Image Credit: Adler Planetarium/IBEX Team
The new model described above – call it the "Retention Model" – shares many aspects with one of the first six mechanisms first suggested in the IBEX issue of Science magazine in 2009. There, it was hypothesized that the ribbon might come from the solar wind, namely, that neutral atoms from the solar wind spill out into local interstellar space and then when they lose an electron and become ions, they begin gyrating about the magnetic field. All of this is similar to the idea in the Retention Model. One of the main differences though is that the Retention Model develops the idea that the Ribbon is truly a region in space where particles become trapped. However, in the former model from 2009, the formation of the Ribbon is really an optical effect. When particles gyrate about the magnetic field, they move in directions perpendicular (at 90 degrees) to the magnetic field. Therefore, due to this gyration, you would expect to see an enhancement in regions where we look at 90 degree angles relative to the magnetic field – thus the Ribbon. Figuring out whether the Ribbon is an optical effect, a Retention Region in space, or some other effect will depend on developing ways to distinguish between these models. Even with all of these ideas on the table, it is still very possible that we are missing something important. This underscores the importance of keeping an open mind, and allowing the observations to point the way to the real answer.
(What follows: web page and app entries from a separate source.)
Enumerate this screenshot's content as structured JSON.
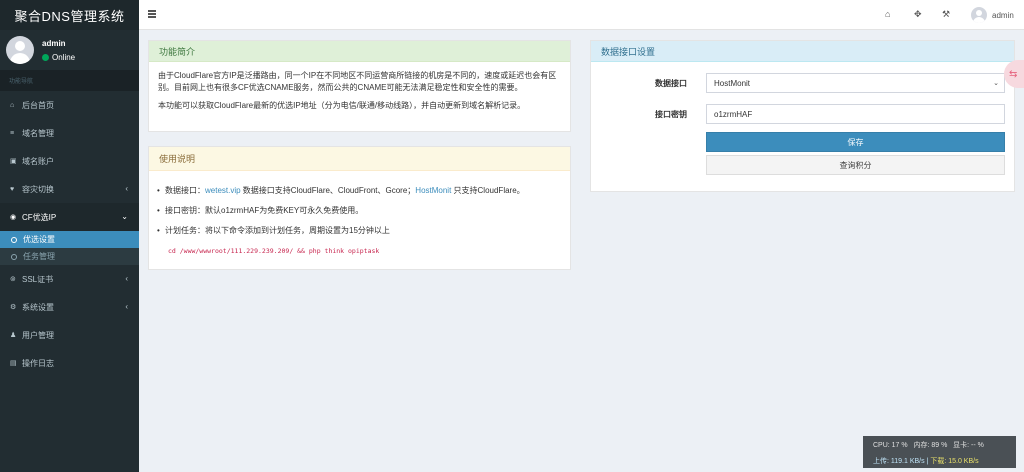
{
  "app": {
    "title": "聚合DNS管理系统"
  },
  "user": {
    "name": "admin",
    "status": "Online"
  },
  "nav": {
    "header": "功能导航",
    "items": [
      {
        "icon": "home-icon",
        "glyph": "⌂",
        "label": "后台首页"
      },
      {
        "icon": "list-icon",
        "glyph": "≡",
        "label": "域名管理"
      },
      {
        "icon": "lock-icon",
        "glyph": "🔒",
        "label": "域名账户"
      },
      {
        "icon": "heartbeat-icon",
        "glyph": "♥",
        "label": "容灾切换"
      },
      {
        "icon": "globe-icon",
        "glyph": "◉",
        "label": "CF优选IP"
      },
      {
        "icon": "ssl-icon",
        "glyph": "⊚",
        "label": "SSL证书"
      },
      {
        "icon": "cogs-icon",
        "glyph": "⚙",
        "label": "系统设置"
      },
      {
        "icon": "user-icon",
        "glyph": "♟",
        "label": "用户管理"
      },
      {
        "icon": "log-icon",
        "glyph": "▤",
        "label": "操作日志"
      }
    ],
    "sub_items": [
      {
        "label": "优选设置"
      },
      {
        "label": "任务管理"
      }
    ]
  },
  "topbar": {
    "user": "admin"
  },
  "intro": {
    "title": "功能简介",
    "p1": "由于CloudFlare官方IP是泛播路由，同一个IP在不同地区不同运营商所链接的机房是不同的，速度或延迟也会有区别。目前网上也有很多CF优选CNAME服务，然而公共的CNAME可能无法满足稳定性和安全性的需要。",
    "p2": "本功能可以获取CloudFlare最新的优选IP地址（分为电信/联通/移动线路），并自动更新到域名解析记录。"
  },
  "usage": {
    "title": "使用说明",
    "l1_prefix": "数据接口：",
    "l1_link1": "wetest.vip",
    "l1_mid": " 数据接口支持CloudFlare、CloudFront、Gcore；",
    "l1_link2": "HostMonit",
    "l1_suffix": " 只支持CloudFlare。",
    "l2": "接口密钥：默认o1zrmHAF为免费KEY可永久免费使用。",
    "l3": "计划任务：将以下命令添加到计划任务，周期设置为15分钟以上",
    "code": "cd /www/wwwroot/111.229.239.209/ && php think opiptask"
  },
  "settings": {
    "title": "数据接口设置",
    "api_label": "数据接口",
    "api_value": "HostMonit",
    "key_label": "接口密钥",
    "key_value": "o1zrmHAF",
    "save_label": "保存",
    "query_label": "查询积分"
  },
  "monitor": {
    "cpu": "CPU: 17 %",
    "mem": "内存: 89 %",
    "gpu": "显卡: -- %",
    "upload": "上传: 119.1 KB/s",
    "download": "下载: 15.0 KB/s"
  }
}
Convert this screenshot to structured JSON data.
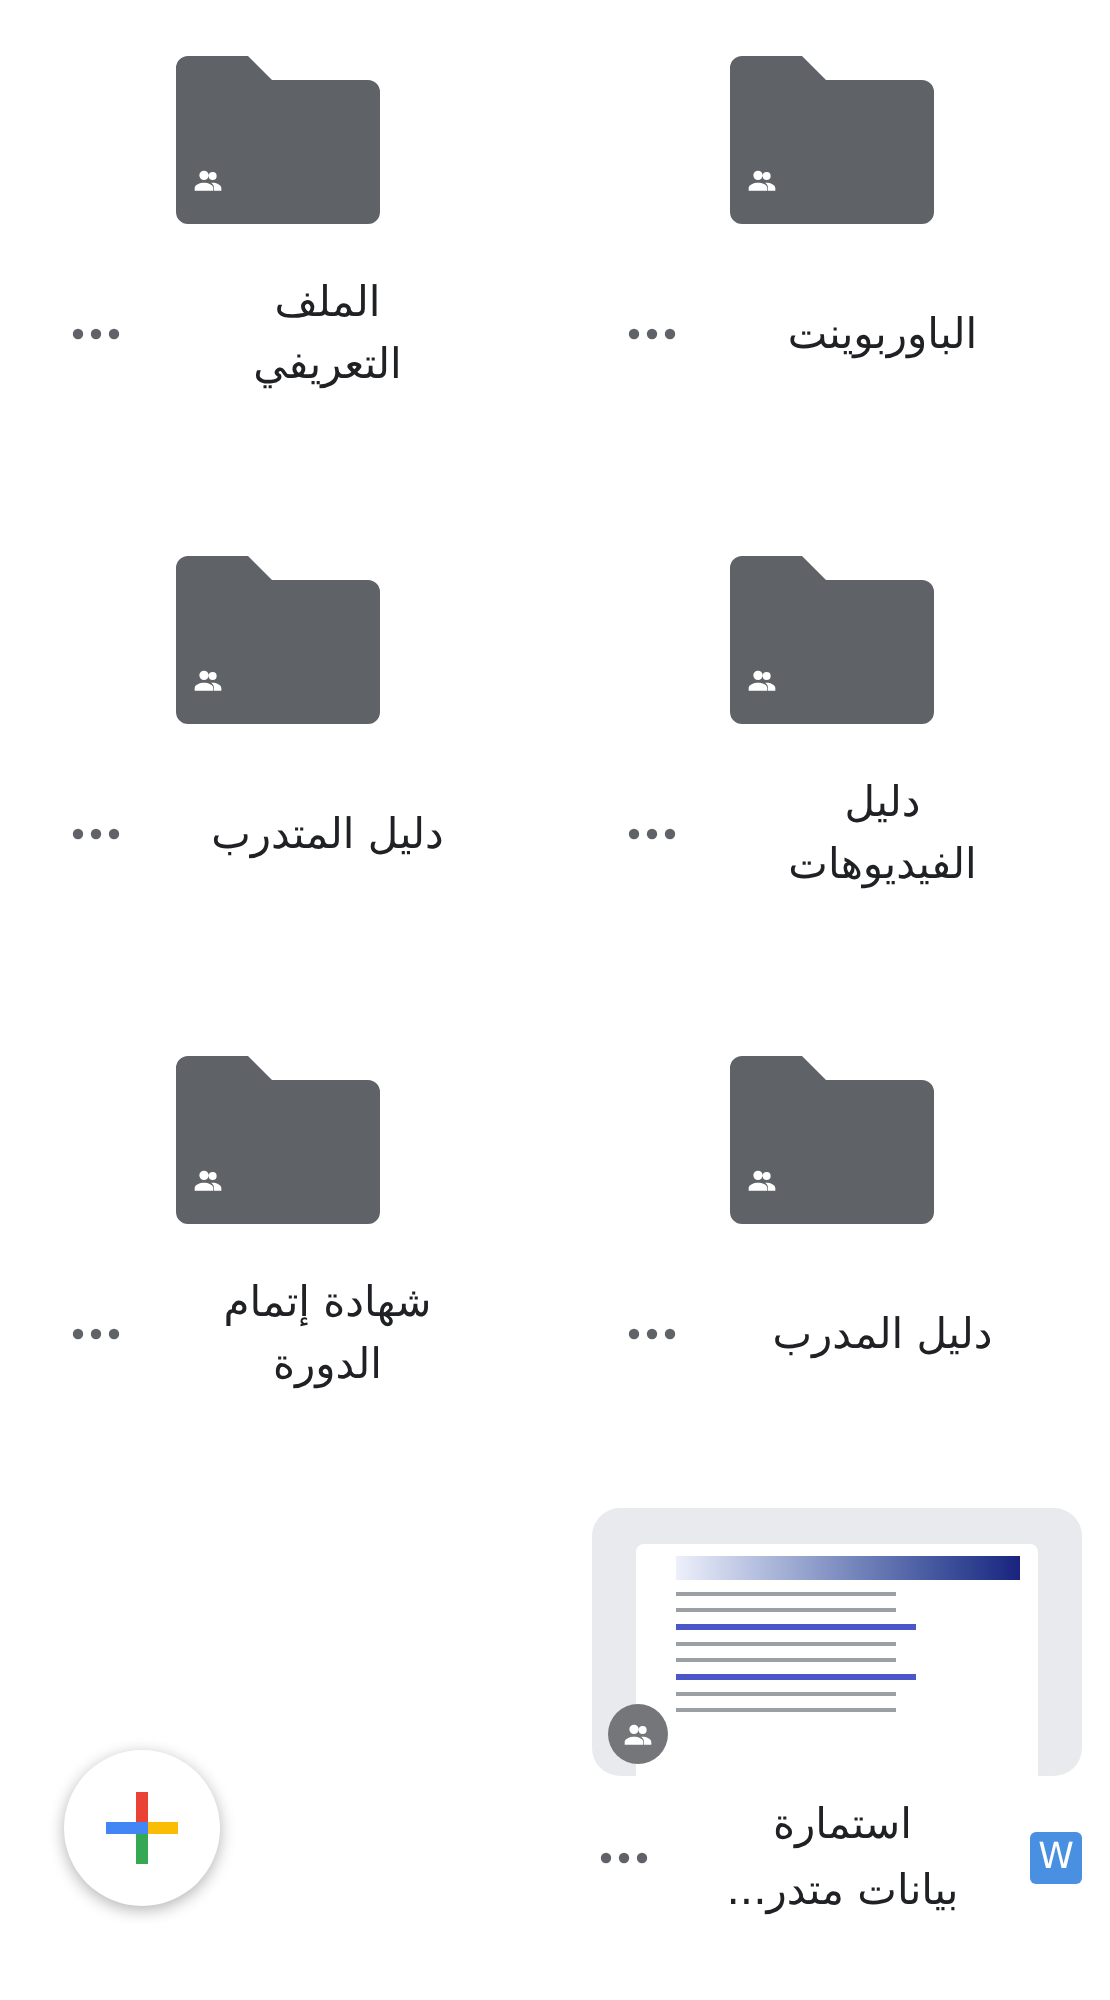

What was it like to figure out this model?
Dr. Nathan Schwadron, head of the IBEX Science Operations Center, worked on this model with Dr. David McComas, Principal Investigator for the IBEX mission. How did Nathan feel when he first saw the results that showed that this model of the Ribbon actually produced features that looked very much like the images from IBEX? "Very relieved," he said. "I thought, ‘Wow, this thing might actually be right? Really?’"
Is this model the right one?
We cannot say for sure just yet. We need more data from IBEX to see how well the observed data fits with the features of the model. One major test for this model will be to see if the Ribbon changes in step with observed changes in the solar wind. If what we observe matches what the model predicts should happen to the Ribbon as the solar wind pressure changes, then that will go a long way toward validating the model. "This is a very distinctive event that shows almost in real time how mysteries of science are opened and then solved. I am not pretending that this is the ultimate solution. Nevertheless, I think we have taken a pretty large step in understanding the origins of the Ribbon," says Nathan.
What is next for this model?
Nathan explains, "We can now can use the Ribbon as a bright marker in the sky giving us the direction of the interstellar magnetic field and its strength. We still have a lot of work to do, though. Our next step is to work out the details of the wave generation process, and in turn, figure out the implications of the structure of the Ribbon for understanding the structure of the heliopause and the area just outside the heliopause. Then, we need to understand how the local interstellar magnetic field varies with time. Understanding how all of these things affect the heliosphere is important so that we can better understand how the heliosphere protects us as a crucial barrier against dangerous cosmic rays coming in from other parts of the galaxy and elsewhere."